There is no question that more Academy members will check out Spike Lee's Da 5 Bloods, a movie without household names in its cast — save for the late Chadwick Boseman, who appears in what is essentially a cameo — that dropped back in June, now that it has landed on the AFI's top 10 list (one of Netflix's unprecedented four titles that made the list, the others being Ma Rainey's Black Bottom, Mank and Trial) and been awarded best film and best director by NBR.
Two low-budget art house titles are no longer just anecdotally popular, but actually have high-profile accolades to add to their screening invitations: Amazon's Sound of Metal and A24's Minari. Both made the AFI's top 10 over the likes of Universal's News of the World, even though AFI generally gravitates towards big studio fare.
Minari also rocked the Spirit Awards with noms for best feature, director and screenplay (Lee Isaac Chung), lead actor (Steven Yeun) and supporting actress (both Yeri Han and Youn Yuh-jung); and NBR, winning best supporting actress (Youn) and best original screenplay (Chung) and landing on its top 10 list. Meanwhile, Sound of Metal won best actor (Riz Ahmed) and best supporting actor (Paul Raci) from NBR, which also included it in its top 10, while the Spirit Awards nominated Ahmed and Raci in their respective acting categories, and Darius Marder for best first feature.

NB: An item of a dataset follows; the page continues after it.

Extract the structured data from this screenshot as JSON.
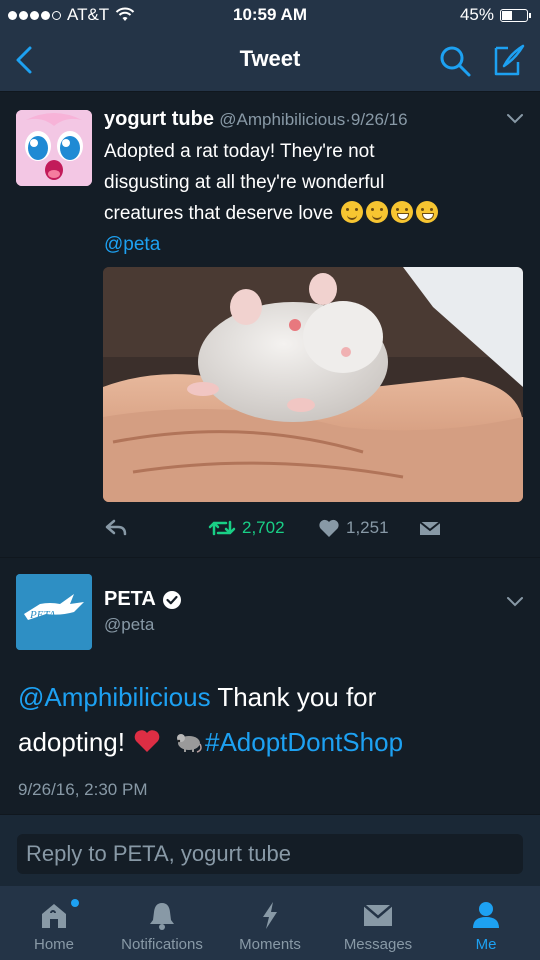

There's no question that more voters will now prioritize Channing Godfrey Peoples' Miss Juneteenth, a tiny indie from a company called Vertical Entertainment, given that its star, Nicole Beharie, followed her best actress Gotham Award win over Nomadland's Frances McDormand with a best actress Spirit Award nom, to go with two Spirit Award noms for Peoples (best first feature and best first screenplay) and one for Alexis Chikaeze (best supporting actress). Peoples also won the NBR's best directorial debut award, while the film earned a spot on the top 10 indies list.
Focus' Never Rarely Sometimes Always missed the AFI top 10, but was a huge player in the Spirit Awards noms — best feature, director and screenplay (Eliza Hittman), actress (Sidney Flanigan), supporting actress (Talia Ryder), cinematography and editing — and got NBR love in the form of a best breakthrough performance prize (Flanigan) and a spot on the top 10 indies list, all hot on the heels of its New York Film Critics Circle wins for best actress (Flanigan) and screenplay (Hittman).

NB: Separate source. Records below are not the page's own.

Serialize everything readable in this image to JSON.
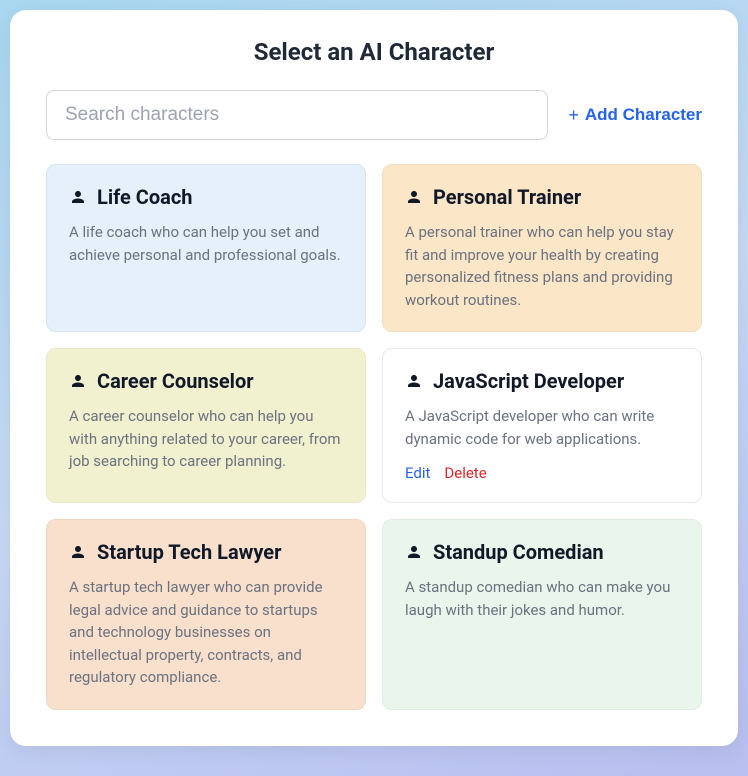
{
  "header": {
    "title": "Select an AI Character"
  },
  "search": {
    "placeholder": "Search characters"
  },
  "add_button": {
    "label": "Add Character"
  },
  "actions": {
    "edit": "Edit",
    "delete": "Delete"
  },
  "cards": [
    {
      "title": "Life Coach",
      "desc": "A life coach who can help you set and achieve personal and professional goals.",
      "color": "blue",
      "has_actions": false
    },
    {
      "title": "Personal Trainer",
      "desc": "A personal trainer who can help you stay fit and improve your health by creating personalized fitness plans and providing workout routines.",
      "color": "orange",
      "has_actions": false
    },
    {
      "title": "Career Counselor",
      "desc": "A career counselor who can help you with anything related to your career, from job searching to career planning.",
      "color": "yellow",
      "has_actions": false
    },
    {
      "title": "JavaScript Developer",
      "desc": "A JavaScript developer who can write dynamic code for web applications.",
      "color": "white",
      "has_actions": true
    },
    {
      "title": "Startup Tech Lawyer",
      "desc": "A startup tech lawyer who can provide legal advice and guidance to startups and technology businesses on intellectual property, contracts, and regulatory compliance.",
      "color": "peach",
      "has_actions": false
    },
    {
      "title": "Standup Comedian",
      "desc": "A standup comedian who can make you laugh with their jokes and humor.",
      "color": "green",
      "has_actions": false
    }
  ]
}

Others gaining traction include A24's First Cow, which added a best feature Spirit Award nom (plus noms for best director Kelly Reichardt and best supporting actress Orion Lee) in the same week in which it collected the best film New York Film Critics Circle Award, and also landed a Scripter nom; Pixar's Soul, the first animated film since 2016's Zootopia to make AFI's top 10; and the list goes on.
Conversely, it was a hit-and-miss week for Focus' Promising Young Woman, which was probably the film most expected to make AFI's top 10 list that did not, and also missed a best feature Spirit Award nom that was seen as a gimme. That being said, it got several other major Spirit Award noms, including best actress for Carey Mulligan and best director and best screenplay for Emerald Fennell. And it did make the top 10 of the NBR, which also chose Mulligan as its best actress.
The showing was even bleaker for Netflix's The Midnight Sky (solely recognized with a mention on NBR's top 10) and Hulu's Palm Springs (no AFI mention, no NBR recognition and only a best first screenplay Spirit Award nom for Andy Siara). And things were even worst of all for Warners' Tenet and The Way Back, Sony Classics' The Father, Netflix's Malcolm & Marie, Amazon's Borat Subsequent Moviefilm, Apple TV+'s Cherry, Hulu's The United States vs. Billie Holiday, which got overlooked altogether.
The upside for them, if not me? Plenty of more announcements are just around the corner.